Though I consider myself strongly against Trump, like one in four Americans, I am also still not satisfied with Clinton. In fact, the growing number of centrists like myself feels let down. The Republican establishment capitulated on its tenets of free trade, fiscal responsibility, and strong handling of Russia. On the other hand, the Democratic Party did not promote a competitive race and, instead, opted for a coronation of the former first lady. Secretary Clinton has repeatedly proven to make poor choices—her private email server being an example—has transparency issues, and holds up several foreign policy gaffes, such as the disaster in Libya, as “experience.” These are not even her biggest problems, for despite having proven a savvy political navigator, she is divisive.
Our country desperately needs a uniter, not someone whose current favorability ratings dwarf her favorables by 13 percent on Real Clear Politics polling averages. Unfortunately, instead of being the leaders they should be, both presidential candidates are fanning the flames of the fire to force people out of their houses and to the polls. Clinton’s claim that half of Trump’s supporters are “deplorables” (i.e. racist, sexist, and homophobic), while maybe true, puts anyone supporting the bloviating businessman on the defensive.
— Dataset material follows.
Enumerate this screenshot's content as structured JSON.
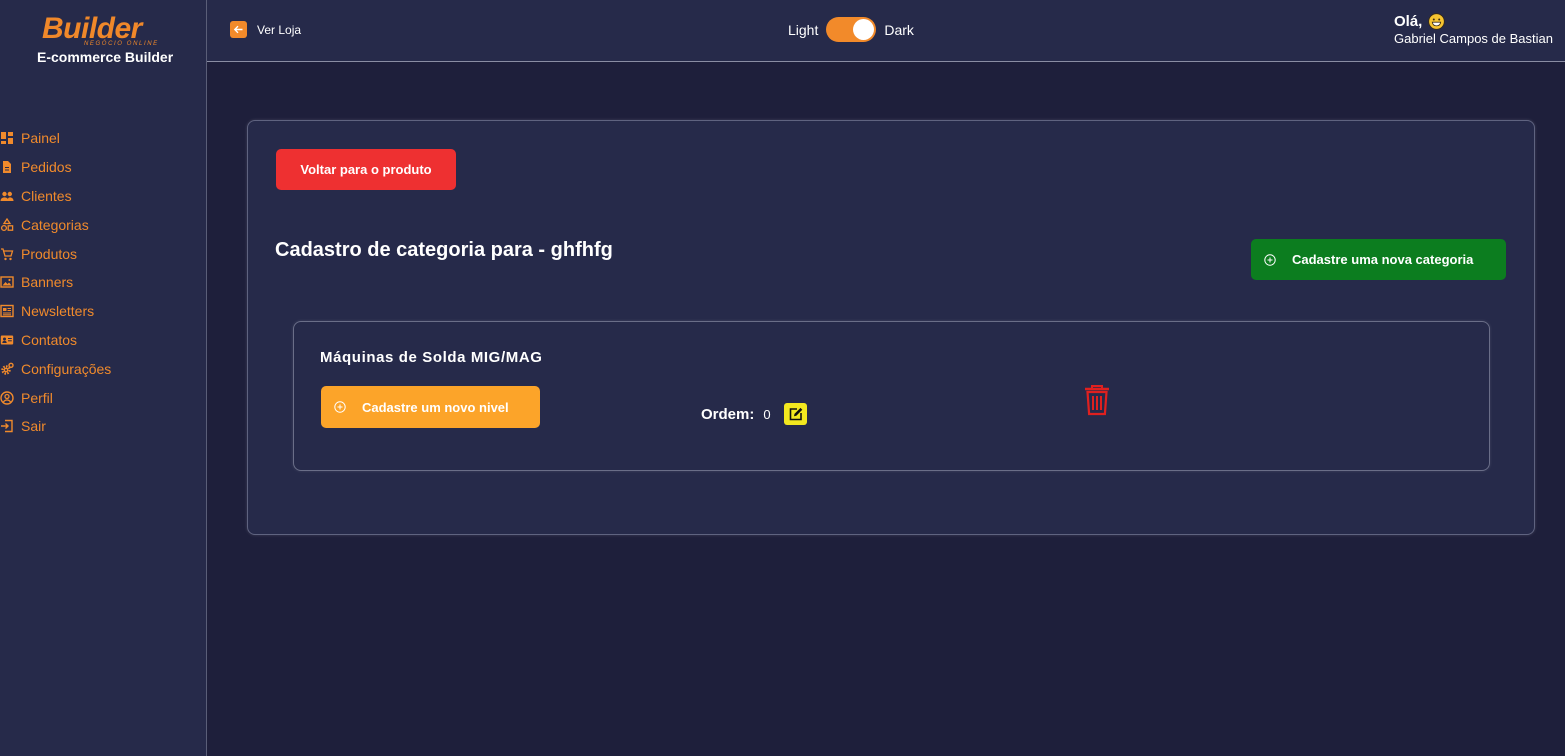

To be fair, I am critical of her because I am supporting her. Compared to Trump, Secretary Clinton is a very respectable candidate. To quote Bane from The Dark Knight Rises, Clinton’s campaign merely adopted fear-based partisan politicking, while Trump’s campaign was born in it. His announcement speech attacked illegal immigrants and his convention rant focused on convincing viewers that America is “third-world” (obviously, he has not spent enough time in third-world countries). Furthermore, he has called the former Secretary of State “the devil” and a “world-class liar”—strong words for someone he invited to his third and latest wedding.
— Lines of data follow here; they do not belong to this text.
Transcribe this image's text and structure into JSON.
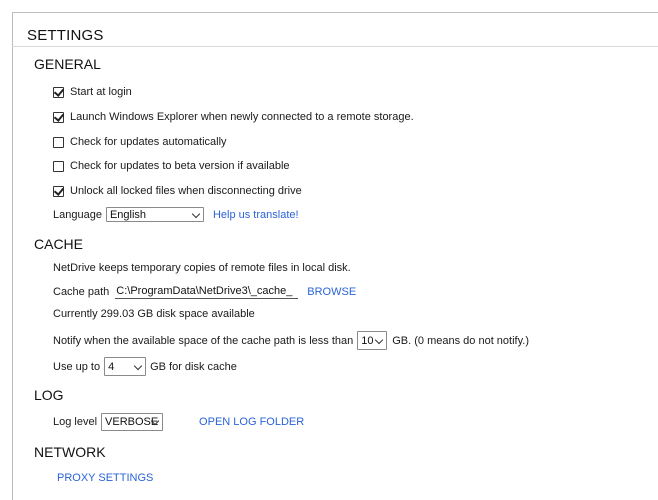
{
  "page": {
    "title": "SETTINGS"
  },
  "general": {
    "heading": "GENERAL",
    "options": [
      {
        "label": "Start at login",
        "checked": true
      },
      {
        "label": "Launch Windows Explorer when newly connected to a remote storage.",
        "checked": true
      },
      {
        "label": "Check for updates automatically",
        "checked": false
      },
      {
        "label": "Check for updates to beta version if available",
        "checked": false
      },
      {
        "label": "Unlock all locked files when disconnecting drive",
        "checked": true
      }
    ],
    "language_label": "Language",
    "language_value": "English",
    "translate_link": "Help us translate!"
  },
  "cache": {
    "heading": "CACHE",
    "description": "NetDrive keeps temporary copies of remote files in local disk.",
    "path_label": "Cache path",
    "path_value": "C:\\ProgramData\\NetDrive3\\_cache_",
    "browse_label": "BROWSE",
    "space_text": "Currently 299.03 GB disk space available",
    "notify_prefix": "Notify when the available space of the cache path is less than",
    "notify_value": "10",
    "notify_suffix": "GB.  (0 means do not notify.)",
    "useup_prefix": "Use up to",
    "useup_value": "4",
    "useup_suffix": "GB for disk cache"
  },
  "log": {
    "heading": "LOG",
    "level_label": "Log level",
    "level_value": "VERBOSE",
    "open_folder_label": "OPEN LOG FOLDER"
  },
  "network": {
    "heading": "NETWORK",
    "proxy_label": "PROXY SETTINGS"
  },
  "colors": {
    "link": "#2a63d8",
    "border": "#bdbdbd"
  }
}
All that said, our country will endure. We have survived World Wars, a civil war, and terrorist attacks. Though we may be currently be divided, we have a knack for pulling ourselves together when it matters, reminding ourselves that our states are united by our devotion to the principles that make us American: democracy, egalitarianism, and freedom.